Arlene Estrella, RC Kapolei Club President, was born and raised in Windsor, Ontario, Canada. Arlene graduated with a BA in Sociology from the University of Western Ontario in London, Ontario in 1997.  Upon completing the massage certificate program in Michigan she moved to Los Angeles to pursue a career in Massage Therapy.  She worked in the spa industry and has also practiced in conjunction with chiropractors and major corporations doing onsite chair massage. While living in Los Angeles she used to dance hula and was making numerous trips to Hawaii for hula and lomi lomi workshops. In November 2010 Arlene moved to O’ahu, settling in Makakilo.  When Arlene is not working in her practice you can find her in the ocean, participating in outrigger canoe races. She also has been a Rotarian for 10 years, her first year being a part of the Glendale Sunrise Rotary Club in Glendale, California. Arlene has a passion for life – always searching for a new experience, to grow as a person in order to help others find passion in their own lives.  She is eager to help those who are dedicated to assisting others – she delights in being a ‘caregiver to the caregivers’. Arlene expresses her intent this way: “I am not here to fix or heal you.  I am here to facilitate your own inner wisdom and knowledge to heal yourself.”
 

Congratulation to the Rotary Club of Kahului for receiving a Bronze ShelterBox HERO award for Rotary Year 2019-2020 for the club’s donations to Shelter Box. 1.6 million people have been sheltered since 2000, they could not have reached them without clubs like Kahului.  COVID 19 has not stopped our efforts, your help has provided aid to over 87,000 people so far in 2020. Right now, around 104 million people around the world have been displaced by natural disaster and conflict. ShelterBox is working to change this. They provide Shelter kits, hand soap and vital aid to vulnerable displaced families facing the threat of COVID-19.  For more information, go to:  www.shelterboxusa.org

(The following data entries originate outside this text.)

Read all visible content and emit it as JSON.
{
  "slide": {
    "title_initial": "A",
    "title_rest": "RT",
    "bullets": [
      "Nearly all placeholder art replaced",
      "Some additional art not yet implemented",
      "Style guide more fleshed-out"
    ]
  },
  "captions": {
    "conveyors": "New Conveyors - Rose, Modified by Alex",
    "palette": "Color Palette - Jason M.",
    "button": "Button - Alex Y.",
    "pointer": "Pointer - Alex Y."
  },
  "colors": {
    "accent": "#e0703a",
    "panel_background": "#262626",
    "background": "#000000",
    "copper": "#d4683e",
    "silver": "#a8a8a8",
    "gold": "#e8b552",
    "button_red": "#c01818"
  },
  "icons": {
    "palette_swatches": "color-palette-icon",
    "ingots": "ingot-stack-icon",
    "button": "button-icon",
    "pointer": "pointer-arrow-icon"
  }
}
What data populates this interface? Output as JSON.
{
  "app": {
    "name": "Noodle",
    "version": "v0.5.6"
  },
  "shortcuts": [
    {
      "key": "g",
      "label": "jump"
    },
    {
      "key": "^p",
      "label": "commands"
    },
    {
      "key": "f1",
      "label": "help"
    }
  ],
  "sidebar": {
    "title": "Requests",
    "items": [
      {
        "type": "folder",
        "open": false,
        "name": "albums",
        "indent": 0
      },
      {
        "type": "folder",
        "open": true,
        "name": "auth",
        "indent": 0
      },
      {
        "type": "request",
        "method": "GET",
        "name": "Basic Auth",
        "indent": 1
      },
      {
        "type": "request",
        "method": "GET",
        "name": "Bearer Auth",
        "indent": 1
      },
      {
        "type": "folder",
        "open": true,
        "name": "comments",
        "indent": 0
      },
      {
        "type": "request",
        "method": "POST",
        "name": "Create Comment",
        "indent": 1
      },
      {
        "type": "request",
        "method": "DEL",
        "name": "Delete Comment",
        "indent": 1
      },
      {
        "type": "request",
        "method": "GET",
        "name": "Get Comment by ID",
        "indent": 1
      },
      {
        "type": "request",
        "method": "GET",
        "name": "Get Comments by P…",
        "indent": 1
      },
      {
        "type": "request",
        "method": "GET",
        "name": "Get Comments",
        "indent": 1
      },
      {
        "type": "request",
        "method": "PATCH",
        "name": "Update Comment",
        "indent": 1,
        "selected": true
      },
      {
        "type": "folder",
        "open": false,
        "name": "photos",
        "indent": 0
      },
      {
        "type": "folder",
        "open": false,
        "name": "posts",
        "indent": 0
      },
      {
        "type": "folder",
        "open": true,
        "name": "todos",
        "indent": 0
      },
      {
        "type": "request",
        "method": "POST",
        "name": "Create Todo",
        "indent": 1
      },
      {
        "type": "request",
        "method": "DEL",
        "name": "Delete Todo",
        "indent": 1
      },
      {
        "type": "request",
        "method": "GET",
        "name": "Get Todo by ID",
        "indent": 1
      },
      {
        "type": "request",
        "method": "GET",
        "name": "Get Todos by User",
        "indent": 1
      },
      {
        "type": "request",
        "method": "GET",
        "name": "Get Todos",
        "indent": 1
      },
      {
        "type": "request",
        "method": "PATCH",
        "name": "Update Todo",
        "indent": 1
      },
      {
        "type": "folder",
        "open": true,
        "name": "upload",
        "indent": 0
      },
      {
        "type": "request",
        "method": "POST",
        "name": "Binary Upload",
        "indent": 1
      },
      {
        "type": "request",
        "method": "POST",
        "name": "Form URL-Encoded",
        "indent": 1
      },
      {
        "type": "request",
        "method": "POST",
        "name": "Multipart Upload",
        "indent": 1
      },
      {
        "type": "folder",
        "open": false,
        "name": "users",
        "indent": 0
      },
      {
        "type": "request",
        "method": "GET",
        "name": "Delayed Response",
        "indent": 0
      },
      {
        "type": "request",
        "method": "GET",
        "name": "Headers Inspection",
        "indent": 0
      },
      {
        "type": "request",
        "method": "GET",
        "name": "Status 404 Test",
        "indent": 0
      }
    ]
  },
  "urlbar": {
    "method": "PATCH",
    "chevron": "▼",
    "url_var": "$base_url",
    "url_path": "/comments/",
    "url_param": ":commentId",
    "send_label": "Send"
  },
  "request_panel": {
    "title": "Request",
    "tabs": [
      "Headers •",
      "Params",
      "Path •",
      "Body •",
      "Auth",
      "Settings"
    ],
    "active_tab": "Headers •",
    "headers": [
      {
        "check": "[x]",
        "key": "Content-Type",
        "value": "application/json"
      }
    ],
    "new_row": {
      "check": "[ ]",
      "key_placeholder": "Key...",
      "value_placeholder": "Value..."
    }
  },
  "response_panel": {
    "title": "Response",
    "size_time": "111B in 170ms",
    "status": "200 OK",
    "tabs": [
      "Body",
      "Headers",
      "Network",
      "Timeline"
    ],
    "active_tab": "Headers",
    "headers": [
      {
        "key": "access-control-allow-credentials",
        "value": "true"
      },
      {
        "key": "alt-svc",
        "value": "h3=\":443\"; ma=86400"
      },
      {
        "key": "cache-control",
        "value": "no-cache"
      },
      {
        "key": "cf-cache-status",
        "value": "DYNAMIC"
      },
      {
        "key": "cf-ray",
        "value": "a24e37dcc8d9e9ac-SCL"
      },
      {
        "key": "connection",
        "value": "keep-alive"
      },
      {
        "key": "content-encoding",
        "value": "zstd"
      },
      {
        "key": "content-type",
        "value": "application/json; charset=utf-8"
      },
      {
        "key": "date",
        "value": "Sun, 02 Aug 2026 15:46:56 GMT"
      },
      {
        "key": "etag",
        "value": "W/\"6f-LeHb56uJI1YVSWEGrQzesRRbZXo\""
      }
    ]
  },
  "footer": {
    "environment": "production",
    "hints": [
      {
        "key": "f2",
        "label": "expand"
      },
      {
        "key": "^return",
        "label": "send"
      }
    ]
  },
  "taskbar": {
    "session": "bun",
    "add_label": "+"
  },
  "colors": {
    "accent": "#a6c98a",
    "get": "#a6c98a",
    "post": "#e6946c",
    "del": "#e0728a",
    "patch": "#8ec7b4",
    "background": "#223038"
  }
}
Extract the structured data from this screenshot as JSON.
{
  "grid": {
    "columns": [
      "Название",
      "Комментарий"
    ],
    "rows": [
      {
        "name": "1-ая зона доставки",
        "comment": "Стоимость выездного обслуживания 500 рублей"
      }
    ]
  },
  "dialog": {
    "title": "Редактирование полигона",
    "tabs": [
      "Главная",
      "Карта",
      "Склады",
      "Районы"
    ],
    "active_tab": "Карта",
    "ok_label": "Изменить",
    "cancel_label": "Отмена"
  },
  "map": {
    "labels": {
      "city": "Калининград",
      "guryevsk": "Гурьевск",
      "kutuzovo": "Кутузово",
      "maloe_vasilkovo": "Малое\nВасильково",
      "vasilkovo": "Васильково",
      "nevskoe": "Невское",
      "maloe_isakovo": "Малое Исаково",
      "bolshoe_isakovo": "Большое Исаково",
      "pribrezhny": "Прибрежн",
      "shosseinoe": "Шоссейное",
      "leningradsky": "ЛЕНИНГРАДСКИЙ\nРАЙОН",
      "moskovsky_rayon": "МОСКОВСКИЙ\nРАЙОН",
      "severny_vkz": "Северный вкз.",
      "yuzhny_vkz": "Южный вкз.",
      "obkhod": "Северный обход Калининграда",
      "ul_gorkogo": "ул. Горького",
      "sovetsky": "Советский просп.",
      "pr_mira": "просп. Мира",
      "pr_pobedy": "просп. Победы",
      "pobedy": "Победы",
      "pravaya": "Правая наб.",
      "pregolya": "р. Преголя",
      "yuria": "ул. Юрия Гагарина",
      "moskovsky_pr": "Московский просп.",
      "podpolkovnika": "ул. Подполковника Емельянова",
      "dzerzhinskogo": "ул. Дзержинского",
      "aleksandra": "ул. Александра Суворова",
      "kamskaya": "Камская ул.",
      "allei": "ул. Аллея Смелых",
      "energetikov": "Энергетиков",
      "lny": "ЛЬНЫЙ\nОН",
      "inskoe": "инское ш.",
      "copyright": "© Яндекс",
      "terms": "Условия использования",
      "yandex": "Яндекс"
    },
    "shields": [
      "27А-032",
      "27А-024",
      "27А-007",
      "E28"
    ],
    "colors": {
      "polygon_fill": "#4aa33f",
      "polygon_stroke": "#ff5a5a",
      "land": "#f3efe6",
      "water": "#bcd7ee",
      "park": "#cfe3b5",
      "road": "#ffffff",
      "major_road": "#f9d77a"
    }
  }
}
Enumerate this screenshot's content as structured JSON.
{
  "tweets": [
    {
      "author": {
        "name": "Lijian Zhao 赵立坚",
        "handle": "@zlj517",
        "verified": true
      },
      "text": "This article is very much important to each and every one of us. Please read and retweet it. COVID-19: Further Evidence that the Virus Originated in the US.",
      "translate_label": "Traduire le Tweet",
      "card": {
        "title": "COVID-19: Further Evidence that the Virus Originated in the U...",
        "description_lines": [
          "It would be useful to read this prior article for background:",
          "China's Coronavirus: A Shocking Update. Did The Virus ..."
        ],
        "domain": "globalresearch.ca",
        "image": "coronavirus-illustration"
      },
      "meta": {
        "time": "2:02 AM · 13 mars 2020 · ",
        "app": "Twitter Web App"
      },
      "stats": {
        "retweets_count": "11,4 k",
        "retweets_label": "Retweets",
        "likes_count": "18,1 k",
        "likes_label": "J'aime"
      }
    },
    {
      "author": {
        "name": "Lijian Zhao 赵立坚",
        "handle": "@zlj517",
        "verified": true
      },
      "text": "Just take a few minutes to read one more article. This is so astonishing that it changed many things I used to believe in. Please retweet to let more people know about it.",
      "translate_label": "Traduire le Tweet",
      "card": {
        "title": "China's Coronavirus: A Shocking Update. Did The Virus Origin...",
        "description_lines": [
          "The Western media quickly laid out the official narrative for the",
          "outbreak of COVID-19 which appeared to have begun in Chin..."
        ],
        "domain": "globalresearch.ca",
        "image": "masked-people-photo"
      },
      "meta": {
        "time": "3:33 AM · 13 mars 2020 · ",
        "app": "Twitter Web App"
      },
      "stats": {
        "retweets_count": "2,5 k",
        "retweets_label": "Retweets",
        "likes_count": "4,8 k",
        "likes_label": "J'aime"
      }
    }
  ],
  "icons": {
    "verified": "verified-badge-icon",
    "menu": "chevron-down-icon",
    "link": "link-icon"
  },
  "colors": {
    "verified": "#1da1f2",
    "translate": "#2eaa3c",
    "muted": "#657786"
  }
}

Date and Time
Webinar Topic
Recommended Audience:
10/17, Sat 10-11:30
Grant Qualification and Management
PE, Foundation Chair, Persons involved
10/19, Mon 7pm
Club Trainer with Benson
All Club Trainers
10/21, Wed, 5pm
Environment D5000 Focus group
Rotarians interested in the Environment
10/22, Thur, 5pm
Community Service Chairs
Interested Rotarians.
10/24, Sat 10-11:30
World Polio Day
All  Rotarians
10/26, Mon 7pm
Foundation  Chairs
Foundation Chairs and Committee
10/28, Wed 7pm
Zoom Training (tentative)
All interested
10/31, Sat  9-10:30am
College Financial Aid and Scholarships
Interactors
11/2, Mon 7pm
Presidents with District Trainer
Presidents, AG s
11/7, Sat 9am
Welcome to Rotary
Non and new Rotarians
11/7, Sat 10-11:30am
Youth Protection Training
All Clubs represented
11/16, Mon 7pm
Club Trainer with Benson
All Club Trainers
 
Together we see a world where people unite and take action to create lasting change - in our world, in our communities and in ourselves.